* **Entries supplied**:
= Beginning of Section =
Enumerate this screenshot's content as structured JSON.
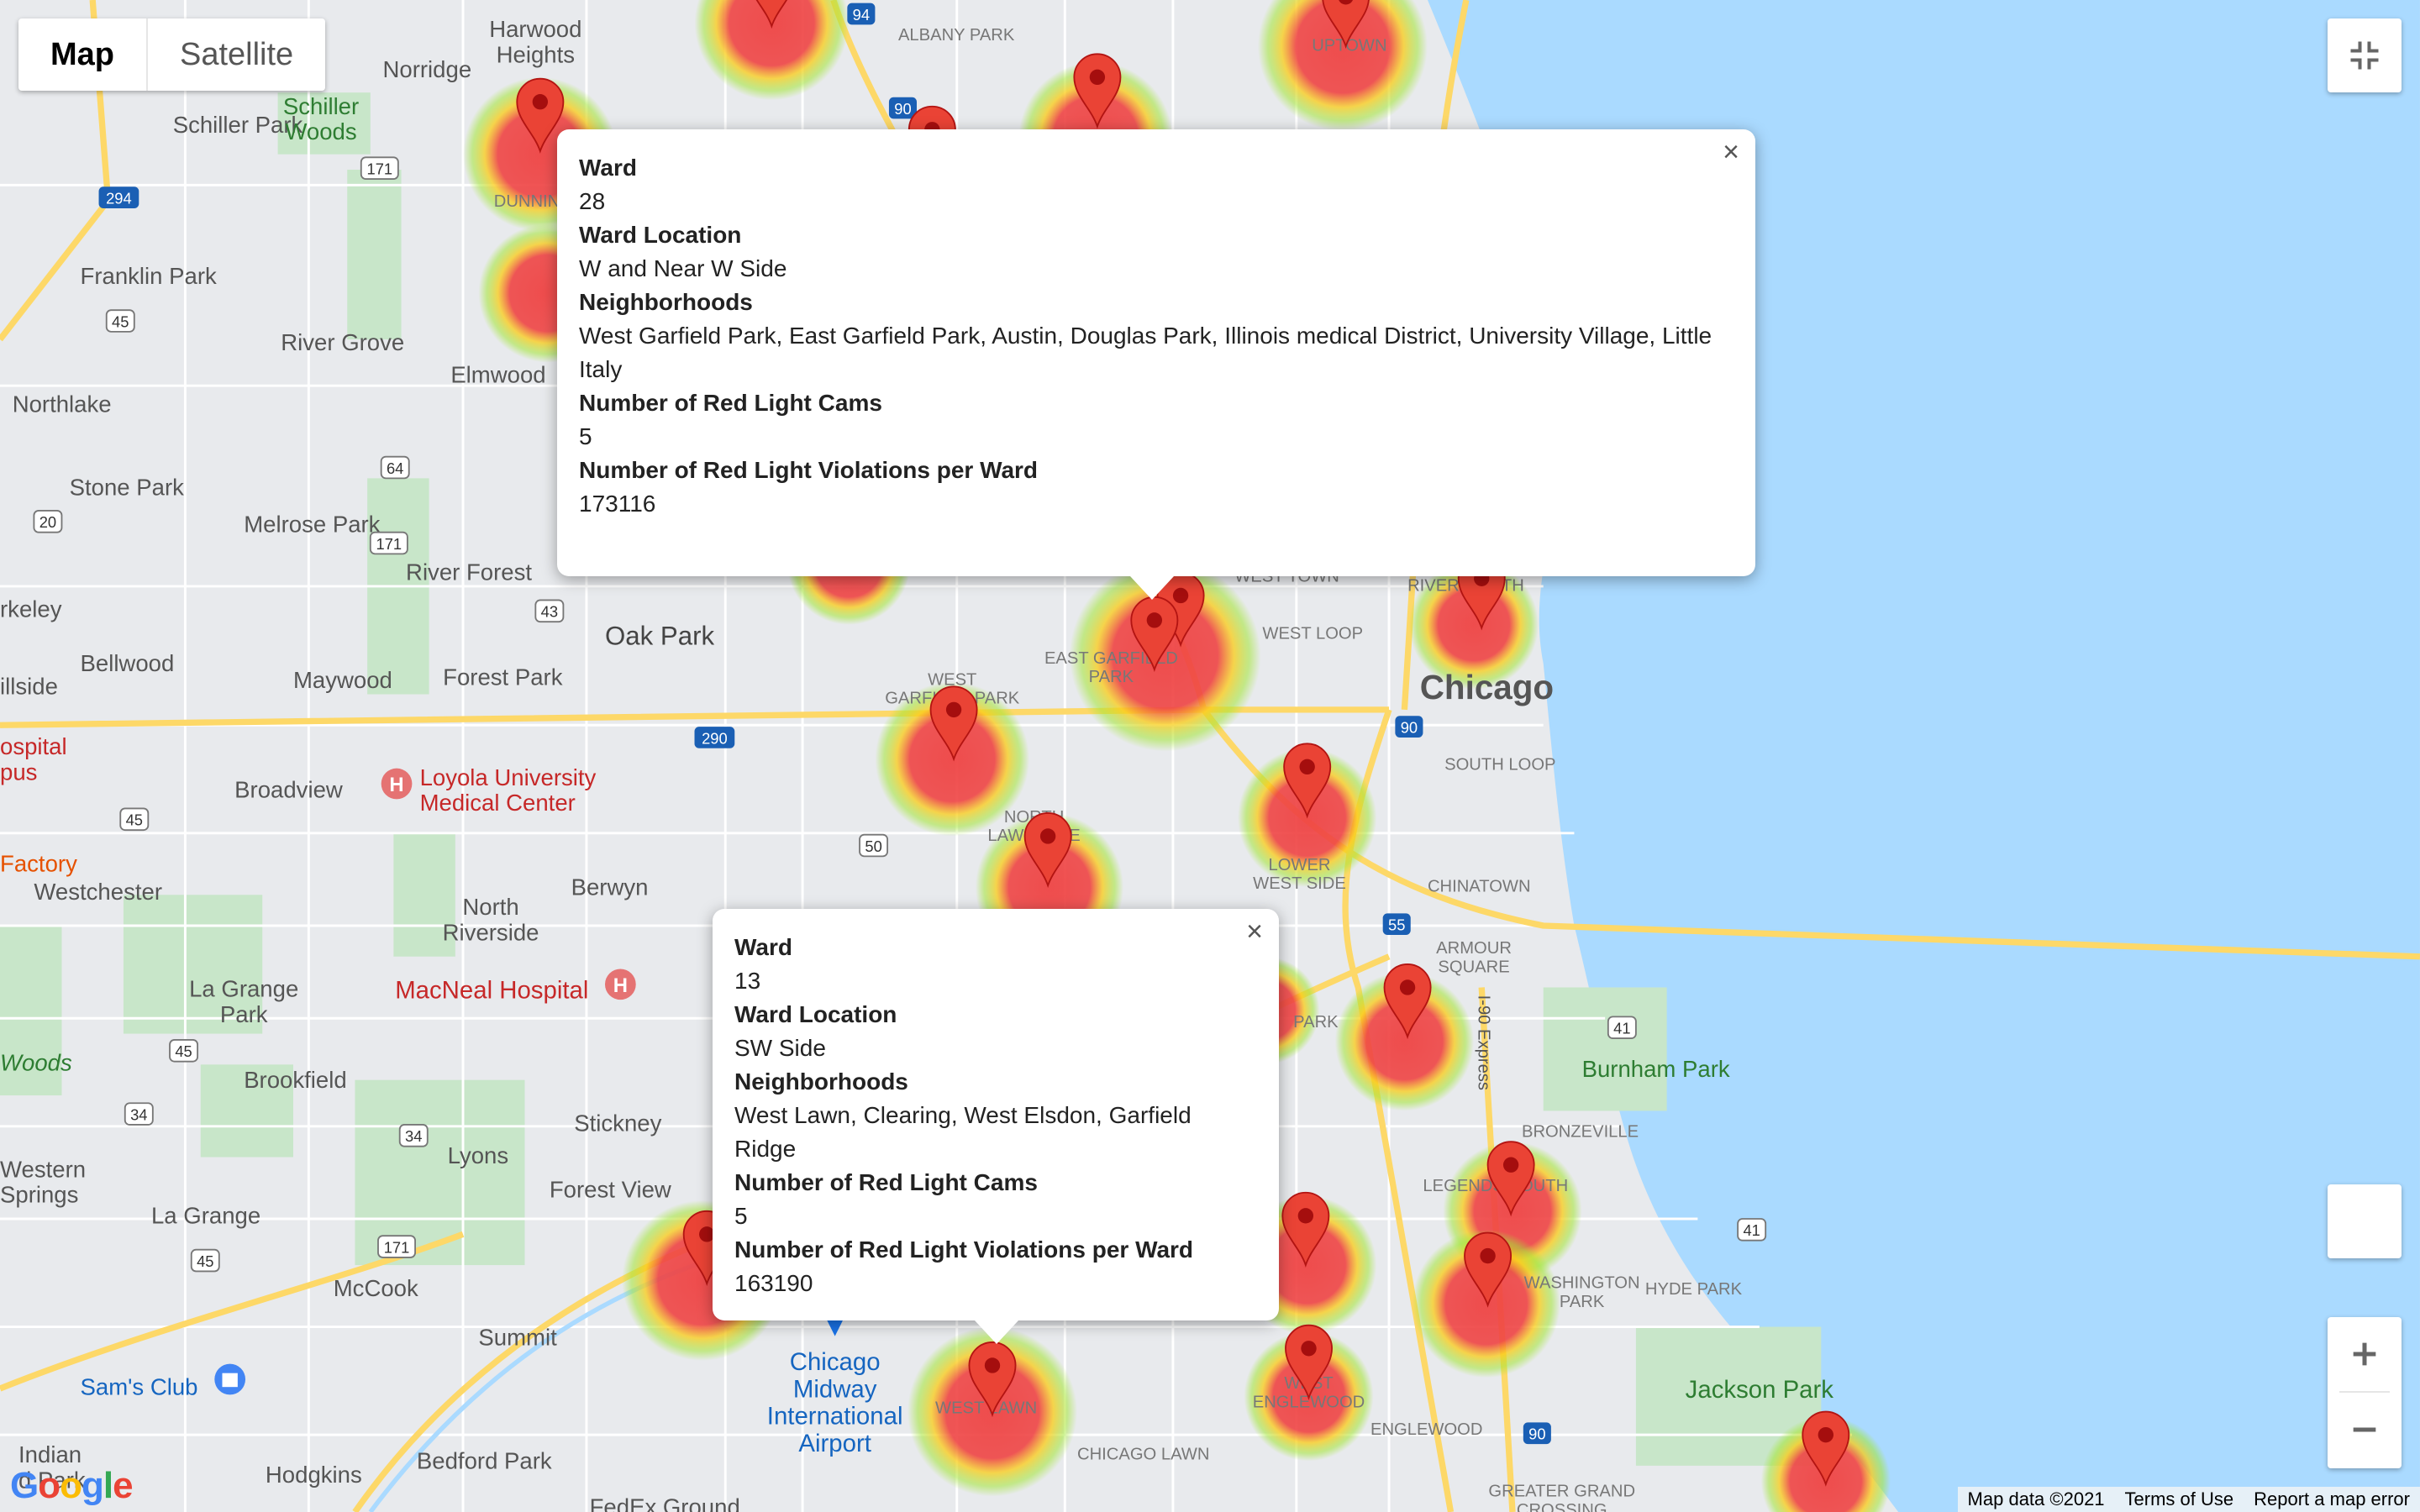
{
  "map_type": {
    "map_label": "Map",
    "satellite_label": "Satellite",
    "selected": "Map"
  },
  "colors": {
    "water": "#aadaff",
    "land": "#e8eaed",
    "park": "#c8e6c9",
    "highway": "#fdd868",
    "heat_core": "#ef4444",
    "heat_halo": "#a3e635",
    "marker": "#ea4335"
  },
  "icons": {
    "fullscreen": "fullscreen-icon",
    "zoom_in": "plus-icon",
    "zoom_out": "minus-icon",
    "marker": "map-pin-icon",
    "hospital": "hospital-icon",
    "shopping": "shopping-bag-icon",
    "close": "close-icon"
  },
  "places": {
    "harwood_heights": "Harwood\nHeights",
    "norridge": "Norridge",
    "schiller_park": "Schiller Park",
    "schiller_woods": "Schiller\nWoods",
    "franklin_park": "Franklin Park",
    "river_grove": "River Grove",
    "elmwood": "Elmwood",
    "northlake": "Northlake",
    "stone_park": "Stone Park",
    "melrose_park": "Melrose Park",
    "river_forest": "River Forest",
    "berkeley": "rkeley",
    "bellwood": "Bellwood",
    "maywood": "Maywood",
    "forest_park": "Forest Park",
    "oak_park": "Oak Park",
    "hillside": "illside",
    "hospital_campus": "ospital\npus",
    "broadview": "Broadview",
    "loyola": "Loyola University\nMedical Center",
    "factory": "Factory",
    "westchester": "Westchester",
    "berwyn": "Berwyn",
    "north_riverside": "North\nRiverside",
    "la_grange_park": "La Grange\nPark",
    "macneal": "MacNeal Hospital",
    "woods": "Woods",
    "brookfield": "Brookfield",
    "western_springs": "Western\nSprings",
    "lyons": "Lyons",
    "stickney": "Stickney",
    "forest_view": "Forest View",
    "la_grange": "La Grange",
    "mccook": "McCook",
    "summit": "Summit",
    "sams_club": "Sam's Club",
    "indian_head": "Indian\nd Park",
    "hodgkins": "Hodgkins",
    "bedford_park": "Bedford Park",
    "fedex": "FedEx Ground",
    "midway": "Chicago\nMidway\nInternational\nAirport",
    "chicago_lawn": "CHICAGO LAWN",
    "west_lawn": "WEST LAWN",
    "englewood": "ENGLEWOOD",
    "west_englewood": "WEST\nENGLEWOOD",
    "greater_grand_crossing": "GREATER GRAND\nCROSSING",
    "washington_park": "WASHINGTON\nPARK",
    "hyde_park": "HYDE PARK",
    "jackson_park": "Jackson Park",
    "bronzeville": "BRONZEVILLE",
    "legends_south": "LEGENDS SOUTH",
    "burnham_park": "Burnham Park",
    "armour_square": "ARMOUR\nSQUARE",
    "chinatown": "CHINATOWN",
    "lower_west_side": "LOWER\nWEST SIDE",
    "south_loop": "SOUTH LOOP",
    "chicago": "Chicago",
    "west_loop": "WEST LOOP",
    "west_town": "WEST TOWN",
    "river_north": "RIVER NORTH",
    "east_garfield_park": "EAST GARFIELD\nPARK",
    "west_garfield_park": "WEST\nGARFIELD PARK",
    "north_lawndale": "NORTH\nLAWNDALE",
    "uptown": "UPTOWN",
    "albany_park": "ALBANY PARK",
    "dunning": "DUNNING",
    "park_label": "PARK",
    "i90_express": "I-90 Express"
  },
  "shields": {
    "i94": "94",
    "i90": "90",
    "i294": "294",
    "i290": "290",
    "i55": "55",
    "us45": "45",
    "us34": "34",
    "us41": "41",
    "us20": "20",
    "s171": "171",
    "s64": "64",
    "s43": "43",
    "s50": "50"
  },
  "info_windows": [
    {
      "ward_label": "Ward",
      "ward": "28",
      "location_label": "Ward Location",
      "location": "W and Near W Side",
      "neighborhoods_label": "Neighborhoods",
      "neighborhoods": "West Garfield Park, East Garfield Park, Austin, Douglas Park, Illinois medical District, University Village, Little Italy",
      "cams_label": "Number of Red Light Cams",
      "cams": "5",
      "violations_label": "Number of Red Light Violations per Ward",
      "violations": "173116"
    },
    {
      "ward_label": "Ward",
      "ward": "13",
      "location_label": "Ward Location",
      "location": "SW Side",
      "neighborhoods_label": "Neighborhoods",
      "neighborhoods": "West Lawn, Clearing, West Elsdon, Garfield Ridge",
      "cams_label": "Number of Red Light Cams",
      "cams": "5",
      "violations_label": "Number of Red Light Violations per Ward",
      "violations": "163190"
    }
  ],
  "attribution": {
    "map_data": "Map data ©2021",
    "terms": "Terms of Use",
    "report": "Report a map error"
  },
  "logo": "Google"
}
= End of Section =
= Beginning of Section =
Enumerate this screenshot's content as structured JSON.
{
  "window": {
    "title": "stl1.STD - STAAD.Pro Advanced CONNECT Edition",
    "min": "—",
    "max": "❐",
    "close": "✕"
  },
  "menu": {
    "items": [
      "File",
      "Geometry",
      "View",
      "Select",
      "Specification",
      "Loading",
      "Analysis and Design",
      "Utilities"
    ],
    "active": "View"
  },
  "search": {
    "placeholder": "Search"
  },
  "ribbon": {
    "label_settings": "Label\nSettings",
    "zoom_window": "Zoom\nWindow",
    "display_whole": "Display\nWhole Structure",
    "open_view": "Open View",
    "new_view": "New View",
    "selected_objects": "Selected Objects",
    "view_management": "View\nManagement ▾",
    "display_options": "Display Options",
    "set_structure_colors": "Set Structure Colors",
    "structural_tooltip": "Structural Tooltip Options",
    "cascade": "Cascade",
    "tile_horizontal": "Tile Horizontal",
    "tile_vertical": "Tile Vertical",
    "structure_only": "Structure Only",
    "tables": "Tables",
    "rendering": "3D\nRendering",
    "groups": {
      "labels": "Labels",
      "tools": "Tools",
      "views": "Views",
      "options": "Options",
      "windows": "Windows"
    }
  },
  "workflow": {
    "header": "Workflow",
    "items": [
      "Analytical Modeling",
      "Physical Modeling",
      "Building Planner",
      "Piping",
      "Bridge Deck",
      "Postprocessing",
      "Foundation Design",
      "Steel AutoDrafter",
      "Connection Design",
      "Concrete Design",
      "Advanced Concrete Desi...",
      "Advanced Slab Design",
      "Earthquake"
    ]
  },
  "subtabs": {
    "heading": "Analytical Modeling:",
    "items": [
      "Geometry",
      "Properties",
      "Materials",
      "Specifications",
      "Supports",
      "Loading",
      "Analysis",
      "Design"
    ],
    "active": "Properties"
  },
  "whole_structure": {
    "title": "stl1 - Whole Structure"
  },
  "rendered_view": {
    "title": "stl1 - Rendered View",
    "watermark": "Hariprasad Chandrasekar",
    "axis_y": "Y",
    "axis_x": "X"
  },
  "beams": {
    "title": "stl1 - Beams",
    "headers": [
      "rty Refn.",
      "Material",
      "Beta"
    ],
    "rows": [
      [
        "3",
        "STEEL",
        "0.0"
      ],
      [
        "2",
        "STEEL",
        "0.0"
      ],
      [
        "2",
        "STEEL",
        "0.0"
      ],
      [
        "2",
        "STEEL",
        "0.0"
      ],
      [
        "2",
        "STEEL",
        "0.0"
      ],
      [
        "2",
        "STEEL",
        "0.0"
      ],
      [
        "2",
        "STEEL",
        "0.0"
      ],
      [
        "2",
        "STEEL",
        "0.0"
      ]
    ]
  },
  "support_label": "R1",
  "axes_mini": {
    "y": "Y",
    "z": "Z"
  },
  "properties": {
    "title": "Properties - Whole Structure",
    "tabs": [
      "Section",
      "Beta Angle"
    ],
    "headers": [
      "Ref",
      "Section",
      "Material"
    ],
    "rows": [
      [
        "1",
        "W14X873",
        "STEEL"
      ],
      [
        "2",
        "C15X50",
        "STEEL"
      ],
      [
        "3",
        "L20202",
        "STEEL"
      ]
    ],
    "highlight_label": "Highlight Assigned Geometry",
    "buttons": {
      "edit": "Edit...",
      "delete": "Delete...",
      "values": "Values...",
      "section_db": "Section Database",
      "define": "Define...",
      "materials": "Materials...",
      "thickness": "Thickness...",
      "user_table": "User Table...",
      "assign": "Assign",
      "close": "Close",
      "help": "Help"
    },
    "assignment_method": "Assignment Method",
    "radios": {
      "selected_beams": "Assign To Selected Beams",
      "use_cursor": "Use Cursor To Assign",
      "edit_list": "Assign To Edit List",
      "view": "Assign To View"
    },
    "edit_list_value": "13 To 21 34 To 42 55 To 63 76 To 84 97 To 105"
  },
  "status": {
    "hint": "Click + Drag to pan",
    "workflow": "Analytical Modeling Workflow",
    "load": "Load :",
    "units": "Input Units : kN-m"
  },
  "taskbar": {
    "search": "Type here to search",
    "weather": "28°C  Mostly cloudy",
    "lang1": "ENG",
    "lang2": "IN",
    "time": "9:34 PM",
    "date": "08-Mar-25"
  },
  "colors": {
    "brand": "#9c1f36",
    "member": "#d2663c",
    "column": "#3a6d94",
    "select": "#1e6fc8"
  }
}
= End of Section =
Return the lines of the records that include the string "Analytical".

* **Expected answer**:
      "Analytical Modeling",
    "heading": "Analytical Modeling:",
    "workflow": "Analytical Modeling Workflow",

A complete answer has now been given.